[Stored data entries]
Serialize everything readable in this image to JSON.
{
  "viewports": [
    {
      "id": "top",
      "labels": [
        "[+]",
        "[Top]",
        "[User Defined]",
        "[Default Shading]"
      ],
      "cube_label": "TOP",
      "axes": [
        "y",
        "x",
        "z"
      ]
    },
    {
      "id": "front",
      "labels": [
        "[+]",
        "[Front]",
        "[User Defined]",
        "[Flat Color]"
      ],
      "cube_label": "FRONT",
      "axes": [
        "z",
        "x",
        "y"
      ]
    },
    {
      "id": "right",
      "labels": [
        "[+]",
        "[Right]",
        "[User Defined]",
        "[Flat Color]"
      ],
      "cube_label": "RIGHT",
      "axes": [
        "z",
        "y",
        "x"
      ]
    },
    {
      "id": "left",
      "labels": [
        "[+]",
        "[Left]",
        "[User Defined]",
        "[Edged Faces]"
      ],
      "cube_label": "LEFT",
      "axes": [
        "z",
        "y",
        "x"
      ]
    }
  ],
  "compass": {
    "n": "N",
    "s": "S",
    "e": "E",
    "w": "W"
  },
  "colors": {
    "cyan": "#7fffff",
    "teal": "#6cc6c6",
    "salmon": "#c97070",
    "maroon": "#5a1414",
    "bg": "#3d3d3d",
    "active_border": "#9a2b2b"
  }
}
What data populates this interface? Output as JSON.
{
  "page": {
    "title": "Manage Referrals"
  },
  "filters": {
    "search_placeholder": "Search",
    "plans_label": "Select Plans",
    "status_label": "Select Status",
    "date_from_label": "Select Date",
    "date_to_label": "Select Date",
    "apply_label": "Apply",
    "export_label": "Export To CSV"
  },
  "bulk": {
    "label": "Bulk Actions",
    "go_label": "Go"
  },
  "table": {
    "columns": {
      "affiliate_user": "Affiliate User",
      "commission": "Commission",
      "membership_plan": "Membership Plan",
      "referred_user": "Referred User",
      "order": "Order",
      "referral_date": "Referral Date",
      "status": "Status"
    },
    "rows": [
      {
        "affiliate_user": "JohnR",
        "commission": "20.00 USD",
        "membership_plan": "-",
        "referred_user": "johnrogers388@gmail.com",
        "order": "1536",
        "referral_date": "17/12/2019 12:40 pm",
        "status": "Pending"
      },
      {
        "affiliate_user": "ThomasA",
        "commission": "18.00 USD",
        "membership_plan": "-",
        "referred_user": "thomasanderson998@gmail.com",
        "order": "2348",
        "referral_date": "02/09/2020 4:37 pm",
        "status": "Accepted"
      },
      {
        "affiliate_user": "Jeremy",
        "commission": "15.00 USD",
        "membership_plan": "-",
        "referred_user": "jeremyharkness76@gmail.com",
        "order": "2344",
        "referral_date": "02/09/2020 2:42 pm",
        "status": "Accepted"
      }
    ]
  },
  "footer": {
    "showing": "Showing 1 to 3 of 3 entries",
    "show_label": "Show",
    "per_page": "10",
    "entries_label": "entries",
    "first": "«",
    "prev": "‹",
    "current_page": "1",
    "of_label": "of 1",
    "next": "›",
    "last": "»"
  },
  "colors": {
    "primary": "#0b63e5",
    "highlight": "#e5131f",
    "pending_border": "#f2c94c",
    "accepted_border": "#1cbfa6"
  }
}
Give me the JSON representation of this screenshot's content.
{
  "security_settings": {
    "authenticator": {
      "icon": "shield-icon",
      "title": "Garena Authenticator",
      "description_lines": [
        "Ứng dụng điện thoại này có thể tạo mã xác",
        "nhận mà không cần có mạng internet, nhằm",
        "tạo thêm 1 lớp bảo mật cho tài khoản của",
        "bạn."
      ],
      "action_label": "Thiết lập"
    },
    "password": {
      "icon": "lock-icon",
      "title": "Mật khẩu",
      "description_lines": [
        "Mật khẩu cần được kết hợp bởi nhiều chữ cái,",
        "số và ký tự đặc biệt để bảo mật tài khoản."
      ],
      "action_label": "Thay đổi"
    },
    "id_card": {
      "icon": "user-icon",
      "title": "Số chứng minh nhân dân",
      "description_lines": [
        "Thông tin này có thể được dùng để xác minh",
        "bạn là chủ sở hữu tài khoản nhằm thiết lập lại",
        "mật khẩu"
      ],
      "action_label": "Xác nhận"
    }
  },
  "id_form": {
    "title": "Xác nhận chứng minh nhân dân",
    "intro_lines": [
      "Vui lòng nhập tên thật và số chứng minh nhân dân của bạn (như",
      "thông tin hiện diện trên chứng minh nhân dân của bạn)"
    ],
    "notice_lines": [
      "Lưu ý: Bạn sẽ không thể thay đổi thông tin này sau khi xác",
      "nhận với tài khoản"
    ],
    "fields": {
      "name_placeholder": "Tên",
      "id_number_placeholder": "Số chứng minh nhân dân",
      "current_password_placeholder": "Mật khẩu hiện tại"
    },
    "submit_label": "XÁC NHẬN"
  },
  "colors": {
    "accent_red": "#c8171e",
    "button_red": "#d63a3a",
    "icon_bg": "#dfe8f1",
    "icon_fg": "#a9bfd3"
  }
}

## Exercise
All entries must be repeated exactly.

## Task result
Serialize everything readable in this image to JSON.
{
  "viewports": [
    {
      "id": "top",
      "labels": [
        "[+]",
        "[Top]",
        "[User Defined]",
        "[Default Shading]"
      ],
      "cube_label": "TOP",
      "axes": [
        "y",
        "x",
        "z"
      ]
    },
    {
      "id": "front",
      "labels": [
        "[+]",
        "[Front]",
        "[User Defined]",
        "[Flat Color]"
      ],
      "cube_label": "FRONT",
      "axes": [
        "z",
        "x",
        "y"
      ]
    },
    {
      "id": "right",
      "labels": [
        "[+]",
        "[Right]",
        "[User Defined]",
        "[Flat Color]"
      ],
      "cube_label": "RIGHT",
      "axes": [
        "z",
        "y",
        "x"
      ]
    },
    {
      "id": "left",
      "labels": [
        "[+]",
        "[Left]",
        "[User Defined]",
        "[Edged Faces]"
      ],
      "cube_label": "LEFT",
      "axes": [
        "z",
        "y",
        "x"
      ]
    }
  ],
  "compass": {
    "n": "N",
    "s": "S",
    "e": "E",
    "w": "W"
  },
  "colors": {
    "cyan": "#7fffff",
    "teal": "#6cc6c6",
    "salmon": "#c97070",
    "maroon": "#5a1414",
    "bg": "#3d3d3d",
    "active_border": "#9a2b2b"
  }
}
What data populates this interface? Output as JSON.
{
  "page": {
    "title": "Manage Referrals"
  },
  "filters": {
    "search_placeholder": "Search",
    "plans_label": "Select Plans",
    "status_label": "Select Status",
    "date_from_label": "Select Date",
    "date_to_label": "Select Date",
    "apply_label": "Apply",
    "export_label": "Export To CSV"
  },
  "bulk": {
    "label": "Bulk Actions",
    "go_label": "Go"
  },
  "table": {
    "columns": {
      "affiliate_user": "Affiliate User",
      "commission": "Commission",
      "membership_plan": "Membership Plan",
      "referred_user": "Referred User",
      "order": "Order",
      "referral_date": "Referral Date",
      "status": "Status"
    },
    "rows": [
      {
        "affiliate_user": "JohnR",
        "commission": "20.00 USD",
        "membership_plan": "-",
        "referred_user": "johnrogers388@gmail.com",
        "order": "1536",
        "referral_date": "17/12/2019 12:40 pm",
        "status": "Pending"
      },
      {
        "affiliate_user": "ThomasA",
        "commission": "18.00 USD",
        "membership_plan": "-",
        "referred_user": "thomasanderson998@gmail.com",
        "order": "2348",
        "referral_date": "02/09/2020 4:37 pm",
        "status": "Accepted"
      },
      {
        "affiliate_user": "Jeremy",
        "commission": "15.00 USD",
        "membership_plan": "-",
        "referred_user": "jeremyharkness76@gmail.com",
        "order": "2344",
        "referral_date": "02/09/2020 2:42 pm",
        "status": "Accepted"
      }
    ]
  },
  "footer": {
    "showing": "Showing 1 to 3 of 3 entries",
    "show_label": "Show",
    "per_page": "10",
    "entries_label": "entries",
    "first": "«",
    "prev": "‹",
    "current_page": "1",
    "of_label": "of 1",
    "next": "›",
    "last": "»"
  },
  "colors": {
    "primary": "#0b63e5",
    "highlight": "#e5131f",
    "pending_border": "#f2c94c",
    "accepted_border": "#1cbfa6"
  }
}
Give me the JSON representation of this screenshot's content.
{
  "security_settings": {
    "authenticator": {
      "icon": "shield-icon",
      "title": "Garena Authenticator",
      "description_lines": [
        "Ứng dụng điện thoại này có thể tạo mã xác",
        "nhận mà không cần có mạng internet, nhằm",
        "tạo thêm 1 lớp bảo mật cho tài khoản của",
        "bạn."
      ],
      "action_label": "Thiết lập"
    },
    "password": {
      "icon": "lock-icon",
      "title": "Mật khẩu",
      "description_lines": [
        "Mật khẩu cần được kết hợp bởi nhiều chữ cái,",
        "số và ký tự đặc biệt để bảo mật tài khoản."
      ],
      "action_label": "Thay đổi"
    },
    "id_card": {
      "icon": "user-icon",
      "title": "Số chứng minh nhân dân",
      "description_lines": [
        "Thông tin này có thể được dùng để xác minh",
        "bạn là chủ sở hữu tài khoản nhằm thiết lập lại",
        "mật khẩu"
      ],
      "action_label": "Xác nhận"
    }
  },
  "id_form": {
    "title": "Xác nhận chứng minh nhân dân",
    "intro_lines": [
      "Vui lòng nhập tên thật và số chứng minh nhân dân của bạn (như",
      "thông tin hiện diện trên chứng minh nhân dân của bạn)"
    ],
    "notice_lines": [
      "Lưu ý: Bạn sẽ không thể thay đổi thông tin này sau khi xác",
      "nhận với tài khoản"
    ],
    "fields": {
      "name_placeholder": "Tên",
      "id_number_placeholder": "Số chứng minh nhân dân",
      "current_password_placeholder": "Mật khẩu hiện tại"
    },
    "submit_label": "XÁC NHẬN"
  },
  "colors": {
    "accent_red": "#c8171e",
    "button_red": "#d63a3a",
    "icon_bg": "#dfe8f1",
    "icon_fg": "#a9bfd3"
  }
}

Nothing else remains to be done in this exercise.